## Records for this task
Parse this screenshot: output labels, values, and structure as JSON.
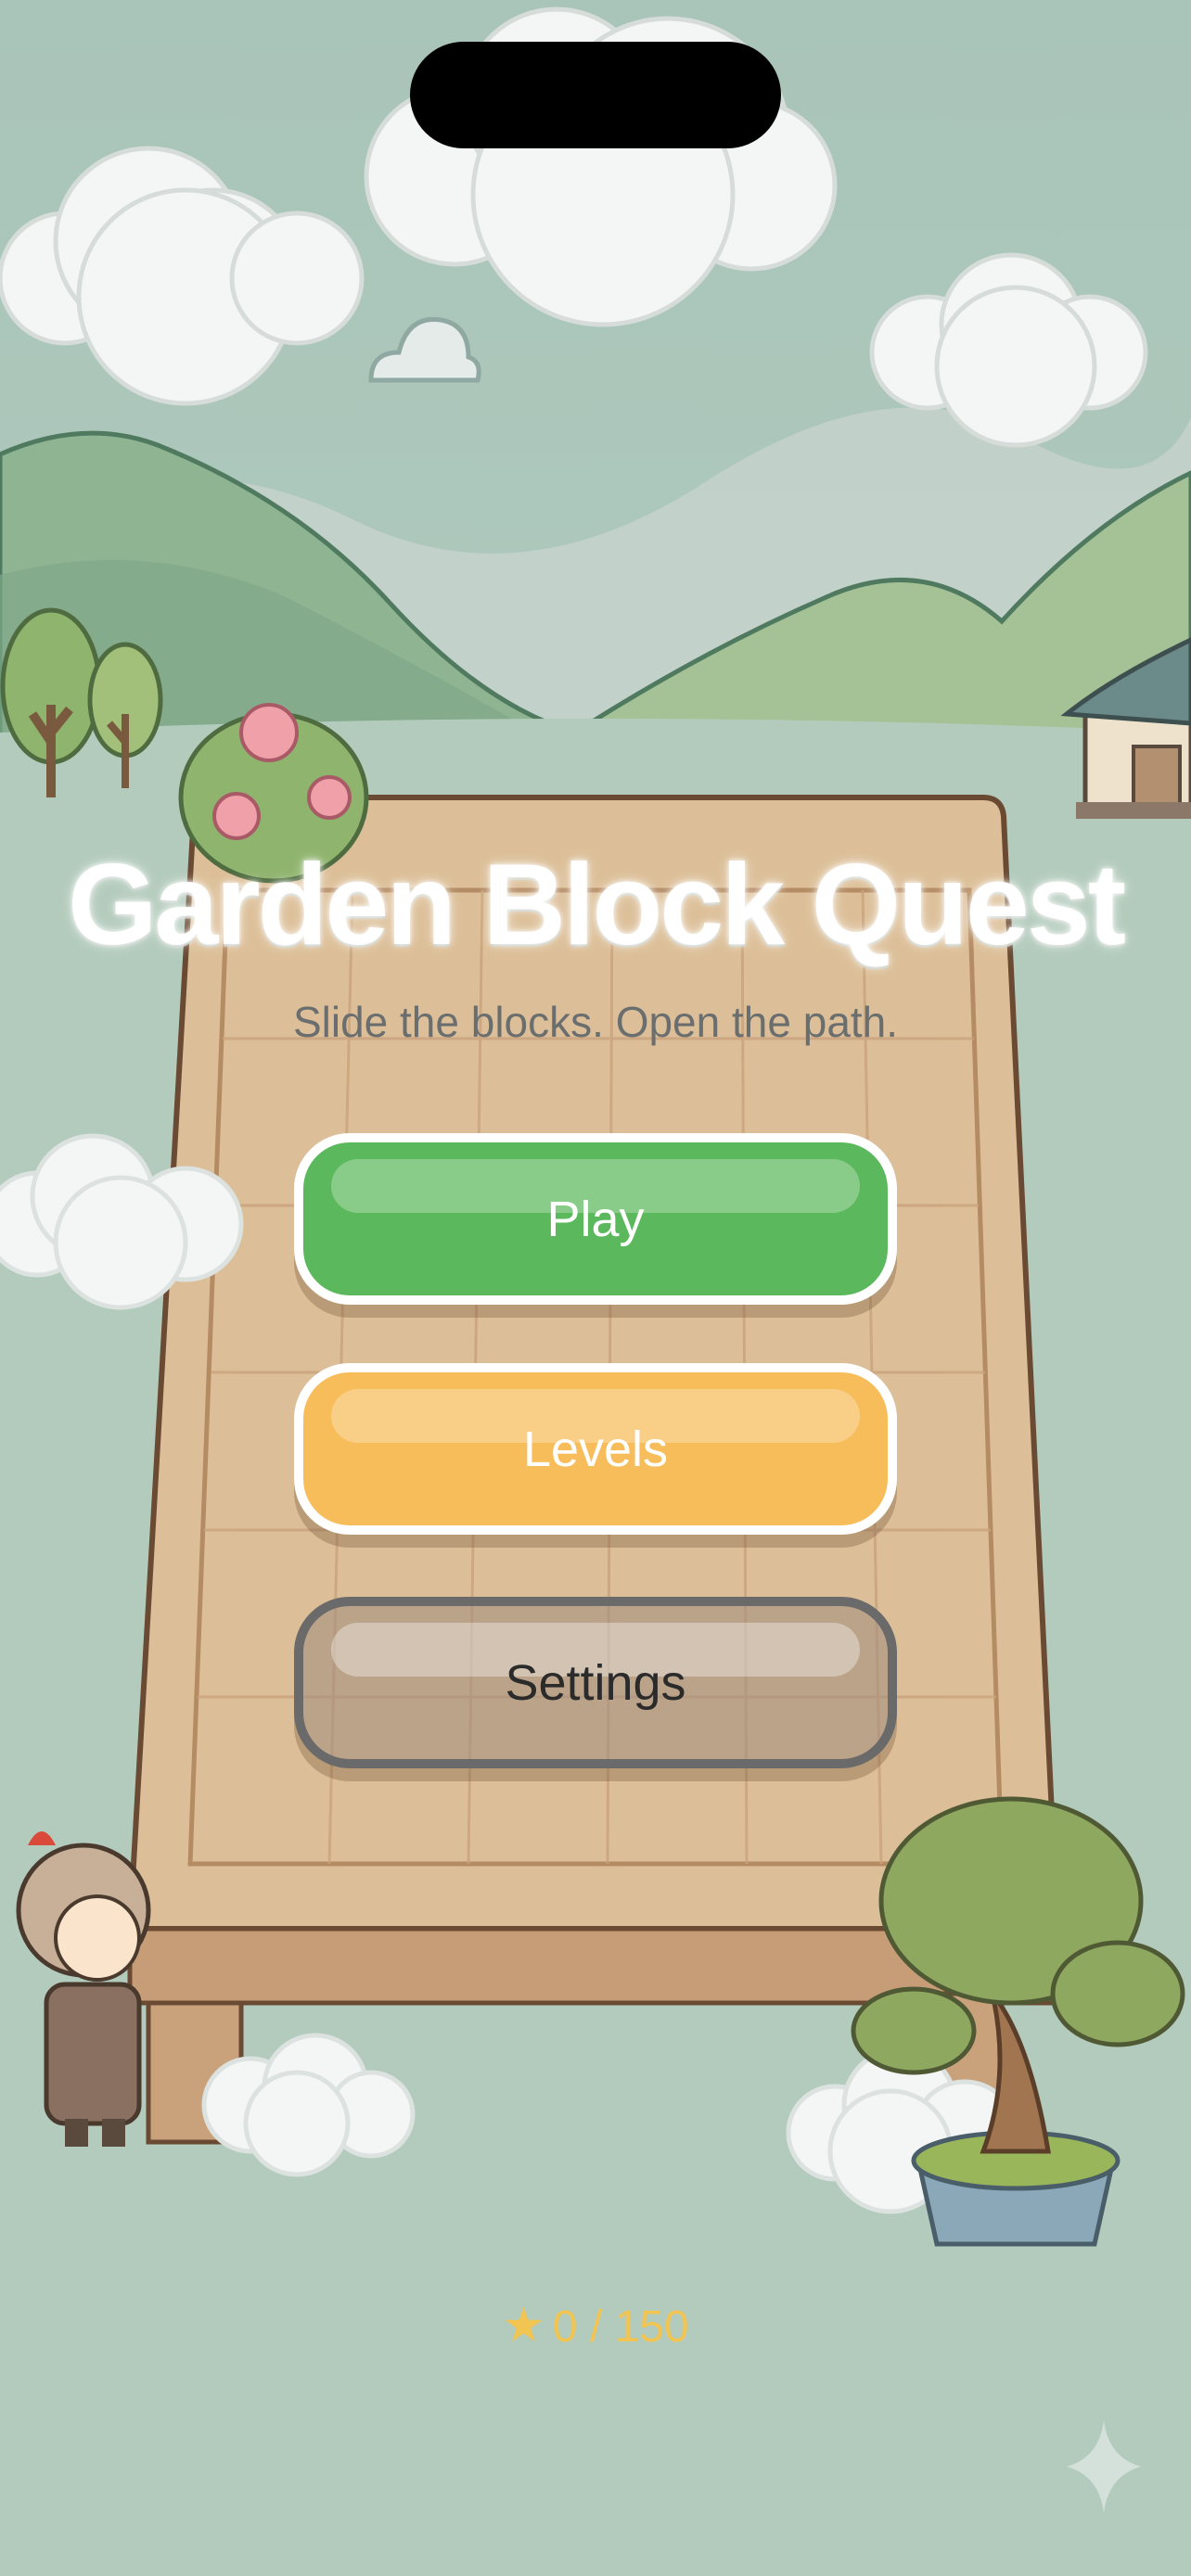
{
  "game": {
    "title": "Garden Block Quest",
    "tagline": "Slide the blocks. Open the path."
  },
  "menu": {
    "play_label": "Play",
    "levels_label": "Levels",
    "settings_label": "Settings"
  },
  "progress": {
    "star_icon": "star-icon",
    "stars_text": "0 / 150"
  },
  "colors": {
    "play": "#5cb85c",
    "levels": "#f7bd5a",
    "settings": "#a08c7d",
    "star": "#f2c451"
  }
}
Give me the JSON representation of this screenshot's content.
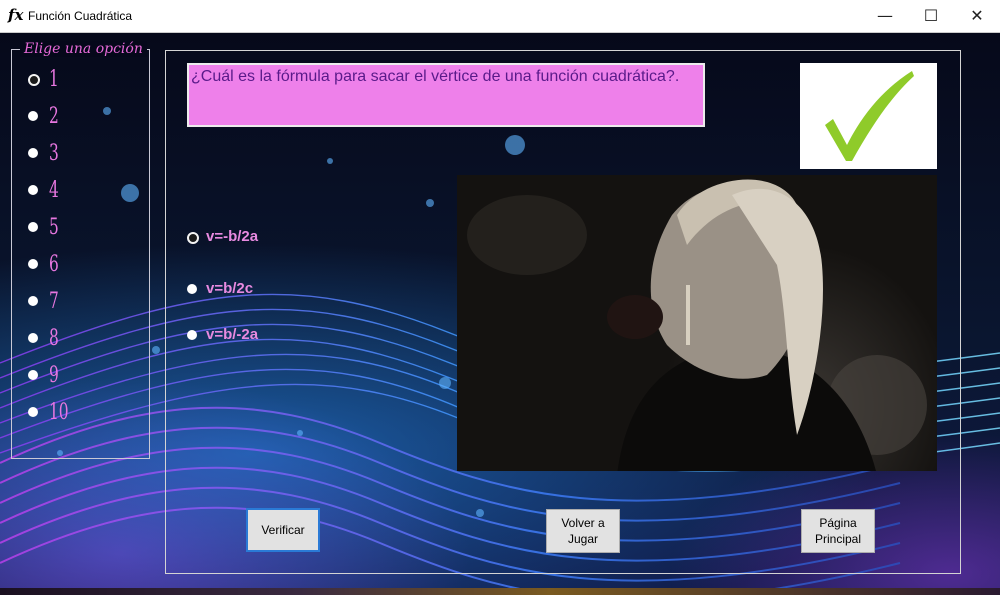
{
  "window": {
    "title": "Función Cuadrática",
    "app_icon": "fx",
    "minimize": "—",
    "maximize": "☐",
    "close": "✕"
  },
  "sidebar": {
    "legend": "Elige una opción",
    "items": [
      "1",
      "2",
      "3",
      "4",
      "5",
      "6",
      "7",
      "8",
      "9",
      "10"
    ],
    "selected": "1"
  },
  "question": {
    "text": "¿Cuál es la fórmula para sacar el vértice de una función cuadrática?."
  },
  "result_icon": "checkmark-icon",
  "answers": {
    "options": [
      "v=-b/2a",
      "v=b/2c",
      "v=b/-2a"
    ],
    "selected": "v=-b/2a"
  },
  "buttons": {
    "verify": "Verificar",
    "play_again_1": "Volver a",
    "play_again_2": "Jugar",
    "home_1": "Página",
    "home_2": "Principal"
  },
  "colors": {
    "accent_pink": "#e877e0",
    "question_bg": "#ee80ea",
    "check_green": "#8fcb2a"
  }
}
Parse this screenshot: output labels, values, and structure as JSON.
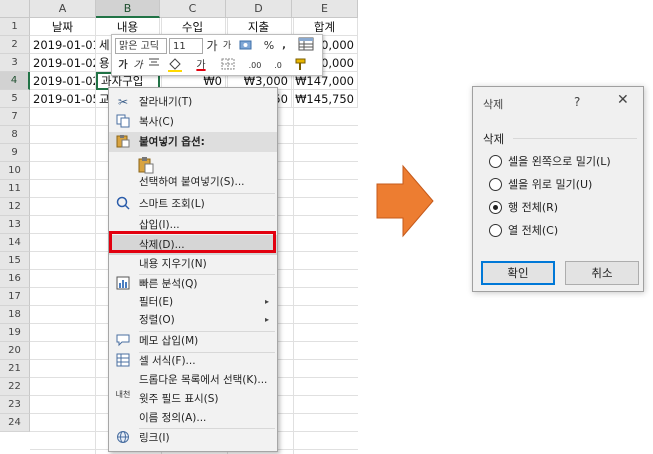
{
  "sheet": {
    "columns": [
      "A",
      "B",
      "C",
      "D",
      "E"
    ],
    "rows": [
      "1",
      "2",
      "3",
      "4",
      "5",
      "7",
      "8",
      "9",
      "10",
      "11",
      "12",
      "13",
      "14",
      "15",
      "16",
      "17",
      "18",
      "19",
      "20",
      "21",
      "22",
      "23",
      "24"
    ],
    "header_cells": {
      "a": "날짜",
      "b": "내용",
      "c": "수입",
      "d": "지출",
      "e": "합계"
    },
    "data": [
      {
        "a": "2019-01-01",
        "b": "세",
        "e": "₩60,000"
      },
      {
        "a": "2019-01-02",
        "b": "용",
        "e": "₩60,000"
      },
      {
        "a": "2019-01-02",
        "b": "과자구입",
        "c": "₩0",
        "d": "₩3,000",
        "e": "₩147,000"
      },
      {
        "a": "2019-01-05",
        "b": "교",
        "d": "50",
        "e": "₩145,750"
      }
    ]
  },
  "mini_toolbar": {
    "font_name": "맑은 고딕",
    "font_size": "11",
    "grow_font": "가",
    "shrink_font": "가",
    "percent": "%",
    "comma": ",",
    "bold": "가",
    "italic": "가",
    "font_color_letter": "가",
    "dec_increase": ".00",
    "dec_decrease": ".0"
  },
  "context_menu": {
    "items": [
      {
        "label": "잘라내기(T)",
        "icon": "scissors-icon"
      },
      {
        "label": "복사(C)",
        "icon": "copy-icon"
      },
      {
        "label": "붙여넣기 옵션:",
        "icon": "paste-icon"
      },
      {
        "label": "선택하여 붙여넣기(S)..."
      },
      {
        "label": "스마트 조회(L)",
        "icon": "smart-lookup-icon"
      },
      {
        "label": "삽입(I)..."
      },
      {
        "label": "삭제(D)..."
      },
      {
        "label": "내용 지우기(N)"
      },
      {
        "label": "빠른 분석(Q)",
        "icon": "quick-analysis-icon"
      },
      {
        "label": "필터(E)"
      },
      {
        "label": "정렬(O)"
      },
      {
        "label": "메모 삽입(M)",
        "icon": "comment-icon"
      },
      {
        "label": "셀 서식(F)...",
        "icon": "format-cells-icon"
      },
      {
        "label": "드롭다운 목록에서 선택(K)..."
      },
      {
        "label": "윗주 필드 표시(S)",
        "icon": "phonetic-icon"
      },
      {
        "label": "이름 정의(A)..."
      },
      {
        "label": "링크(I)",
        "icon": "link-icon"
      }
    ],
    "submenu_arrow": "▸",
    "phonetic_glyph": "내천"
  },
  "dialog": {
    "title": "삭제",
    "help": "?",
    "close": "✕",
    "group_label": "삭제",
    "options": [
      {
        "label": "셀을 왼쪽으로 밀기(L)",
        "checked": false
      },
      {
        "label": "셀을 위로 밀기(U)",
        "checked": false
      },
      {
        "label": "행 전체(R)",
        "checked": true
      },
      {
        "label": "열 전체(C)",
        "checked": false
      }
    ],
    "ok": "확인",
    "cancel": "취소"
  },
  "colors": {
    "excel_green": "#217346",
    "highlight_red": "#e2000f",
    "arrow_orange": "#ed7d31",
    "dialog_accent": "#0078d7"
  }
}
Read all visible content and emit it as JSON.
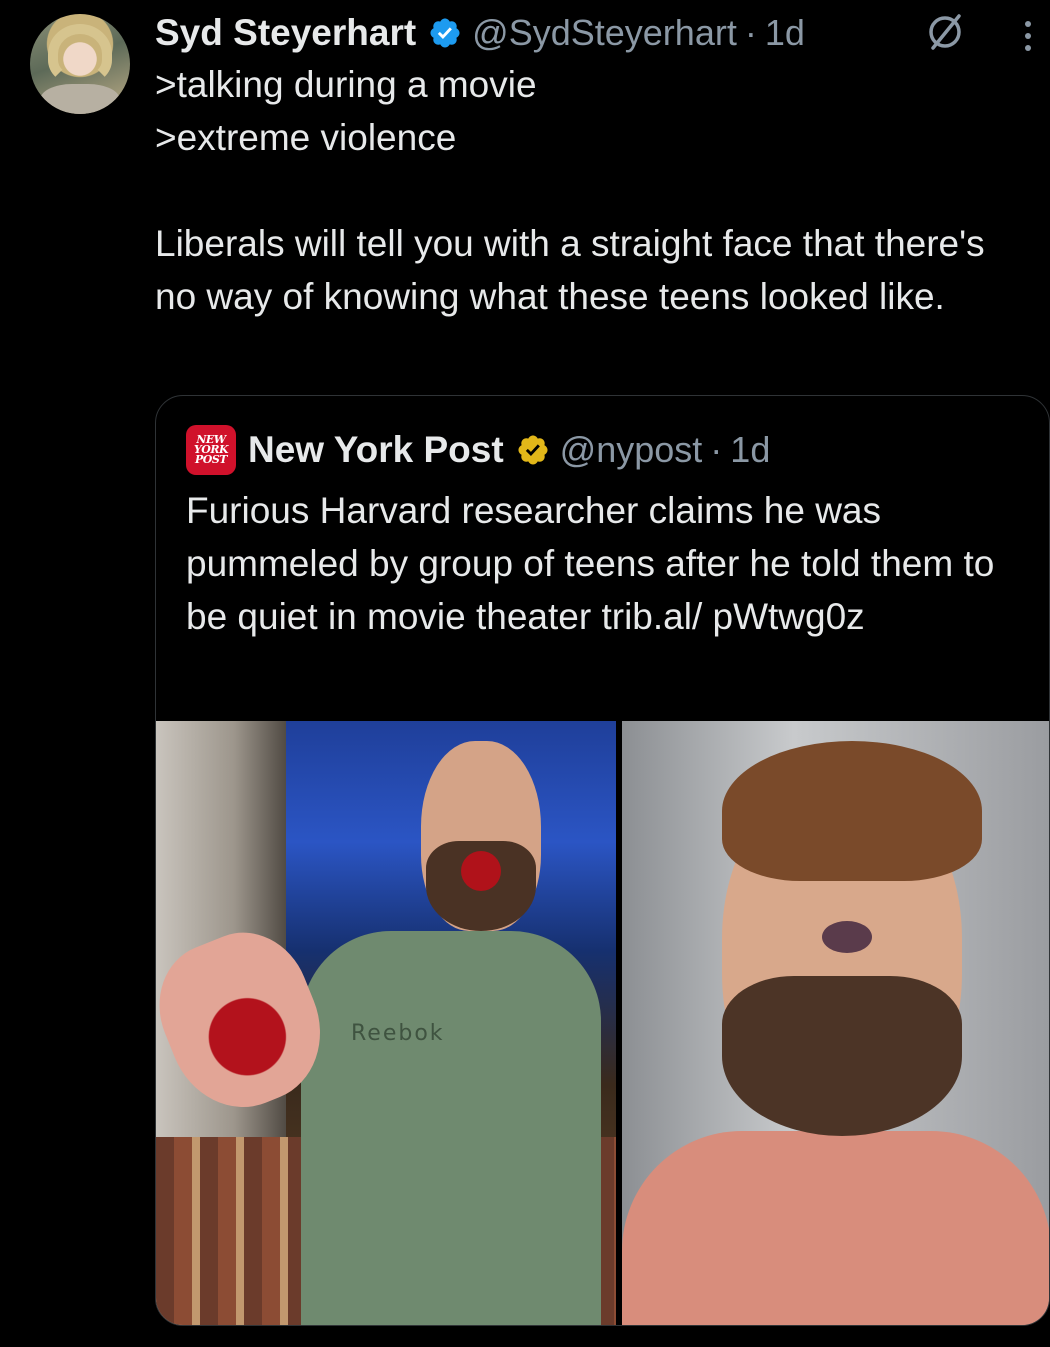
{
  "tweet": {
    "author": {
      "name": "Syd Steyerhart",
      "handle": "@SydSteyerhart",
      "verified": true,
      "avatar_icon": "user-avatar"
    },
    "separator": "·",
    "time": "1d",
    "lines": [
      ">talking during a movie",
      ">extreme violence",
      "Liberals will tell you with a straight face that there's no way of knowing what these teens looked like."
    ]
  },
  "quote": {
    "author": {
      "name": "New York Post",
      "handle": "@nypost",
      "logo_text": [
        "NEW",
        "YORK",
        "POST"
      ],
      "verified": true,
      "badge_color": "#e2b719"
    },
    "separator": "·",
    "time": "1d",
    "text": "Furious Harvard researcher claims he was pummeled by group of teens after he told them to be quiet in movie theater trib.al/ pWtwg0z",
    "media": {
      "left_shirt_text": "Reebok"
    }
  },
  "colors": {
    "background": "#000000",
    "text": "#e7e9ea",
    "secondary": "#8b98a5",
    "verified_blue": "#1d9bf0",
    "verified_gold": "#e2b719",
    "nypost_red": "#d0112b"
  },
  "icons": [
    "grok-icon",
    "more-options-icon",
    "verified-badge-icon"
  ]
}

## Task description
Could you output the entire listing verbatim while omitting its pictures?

## Result
Parse this screenshot: output labels, values, and structure as JSON.
{
  "game": {
    "title": "Garden Block Quest",
    "tagline": "Slide the blocks. Open the path."
  },
  "menu": {
    "play_label": "Play",
    "levels_label": "Levels",
    "settings_label": "Settings"
  },
  "progress": {
    "star_icon": "star-icon",
    "stars_text": "0 / 150"
  },
  "colors": {
    "play": "#5cb85c",
    "levels": "#f7bd5a",
    "settings": "#a08c7d",
    "star": "#f2c451"
  }
}
Give me the JSON representation of this screenshot's content.
{
  "window": {
    "title": "Función Cuadrática",
    "app_icon": "fx",
    "minimize": "—",
    "maximize": "☐",
    "close": "✕"
  },
  "sidebar": {
    "legend": "Elige una opción",
    "items": [
      "1",
      "2",
      "3",
      "4",
      "5",
      "6",
      "7",
      "8",
      "9",
      "10"
    ],
    "selected": "1"
  },
  "question": {
    "text": "¿Cuál es la fórmula para sacar el vértice de una función cuadrática?."
  },
  "result_icon": "checkmark-icon",
  "answers": {
    "options": [
      "v=-b/2a",
      "v=b/2c",
      "v=b/-2a"
    ],
    "selected": "v=-b/2a"
  },
  "buttons": {
    "verify": "Verificar",
    "play_again_1": "Volver a",
    "play_again_2": "Jugar",
    "home_1": "Página",
    "home_2": "Principal"
  },
  "colors": {
    "accent_pink": "#e877e0",
    "question_bg": "#ee80ea",
    "check_green": "#8fcb2a"
  }
}
Parse this screenshot: output labels, values, and structure as JSON.
{
  "sheet": {
    "columns": [
      "A",
      "B",
      "C",
      "D",
      "E"
    ],
    "rows": [
      "1",
      "2",
      "3",
      "4",
      "5",
      "7",
      "8",
      "9",
      "10",
      "11",
      "12",
      "13",
      "14",
      "15",
      "16",
      "17",
      "18",
      "19",
      "20",
      "21",
      "22",
      "23",
      "24"
    ],
    "header_cells": {
      "a": "날짜",
      "b": "내용",
      "c": "수입",
      "d": "지출",
      "e": "합계"
    },
    "data": [
      {
        "a": "2019-01-01",
        "b": "세",
        "e": "₩60,000"
      },
      {
        "a": "2019-01-02",
        "b": "용",
        "e": "₩60,000"
      },
      {
        "a": "2019-01-02",
        "b": "과자구입",
        "c": "₩0",
        "d": "₩3,000",
        "e": "₩147,000"
      },
      {
        "a": "2019-01-05",
        "b": "교",
        "d": "50",
        "e": "₩145,750"
      }
    ]
  },
  "mini_toolbar": {
    "font_name": "맑은 고딕",
    "font_size": "11",
    "grow_font": "가",
    "shrink_font": "가",
    "percent": "%",
    "comma": ",",
    "bold": "가",
    "italic": "가",
    "font_color_letter": "가",
    "dec_increase": ".00",
    "dec_decrease": ".0"
  },
  "context_menu": {
    "items": [
      {
        "label": "잘라내기(T)",
        "icon": "scissors-icon"
      },
      {
        "label": "복사(C)",
        "icon": "copy-icon"
      },
      {
        "label": "붙여넣기 옵션:",
        "icon": "paste-icon"
      },
      {
        "label": "선택하여 붙여넣기(S)..."
      },
      {
        "label": "스마트 조회(L)",
        "icon": "smart-lookup-icon"
      },
      {
        "label": "삽입(I)..."
      },
      {
        "label": "삭제(D)..."
      },
      {
        "label": "내용 지우기(N)"
      },
      {
        "label": "빠른 분석(Q)",
        "icon": "quick-analysis-icon"
      },
      {
        "label": "필터(E)"
      },
      {
        "label": "정렬(O)"
      },
      {
        "label": "메모 삽입(M)",
        "icon": "comment-icon"
      },
      {
        "label": "셀 서식(F)...",
        "icon": "format-cells-icon"
      },
      {
        "label": "드롭다운 목록에서 선택(K)..."
      },
      {
        "label": "윗주 필드 표시(S)",
        "icon": "phonetic-icon"
      },
      {
        "label": "이름 정의(A)..."
      },
      {
        "label": "링크(I)",
        "icon": "link-icon"
      }
    ],
    "submenu_arrow": "▸",
    "phonetic_glyph": "내천"
  },
  "dialog": {
    "title": "삭제",
    "help": "?",
    "close": "✕",
    "group_label": "삭제",
    "options": [
      {
        "label": "셀을 왼쪽으로 밀기(L)",
        "checked": false
      },
      {
        "label": "셀을 위로 밀기(U)",
        "checked": false
      },
      {
        "label": "행 전체(R)",
        "checked": true
      },
      {
        "label": "열 전체(C)",
        "checked": false
      }
    ],
    "ok": "확인",
    "cancel": "취소"
  },
  "colors": {
    "excel_green": "#217346",
    "highlight_red": "#e2000f",
    "arrow_orange": "#ed7d31",
    "dialog_accent": "#0078d7"
  }
}
Read all visible content and emit it as JSON.
{
  "tweet": {
    "author": {
      "name": "Syd Steyerhart",
      "handle": "@SydSteyerhart",
      "verified": true,
      "avatar_icon": "user-avatar"
    },
    "separator": "·",
    "time": "1d",
    "lines": [
      ">talking during a movie",
      ">extreme violence",
      "Liberals will tell you with a straight face that there's no way of knowing what these teens looked like."
    ]
  },
  "quote": {
    "author": {
      "name": "New York Post",
      "handle": "@nypost",
      "logo_text": [
        "NEW",
        "YORK",
        "POST"
      ],
      "verified": true,
      "badge_color": "#e2b719"
    },
    "separator": "·",
    "time": "1d",
    "text": "Furious Harvard researcher claims he was pummeled by group of teens after he told them to be quiet in movie theater trib.al/ pWtwg0z",
    "media": {
      "left_shirt_text": "Reebok"
    }
  },
  "colors": {
    "background": "#000000",
    "text": "#e7e9ea",
    "secondary": "#8b98a5",
    "verified_blue": "#1d9bf0",
    "verified_gold": "#e2b719",
    "nypost_red": "#d0112b"
  },
  "icons": [
    "grok-icon",
    "more-options-icon",
    "verified-badge-icon"
  ]
}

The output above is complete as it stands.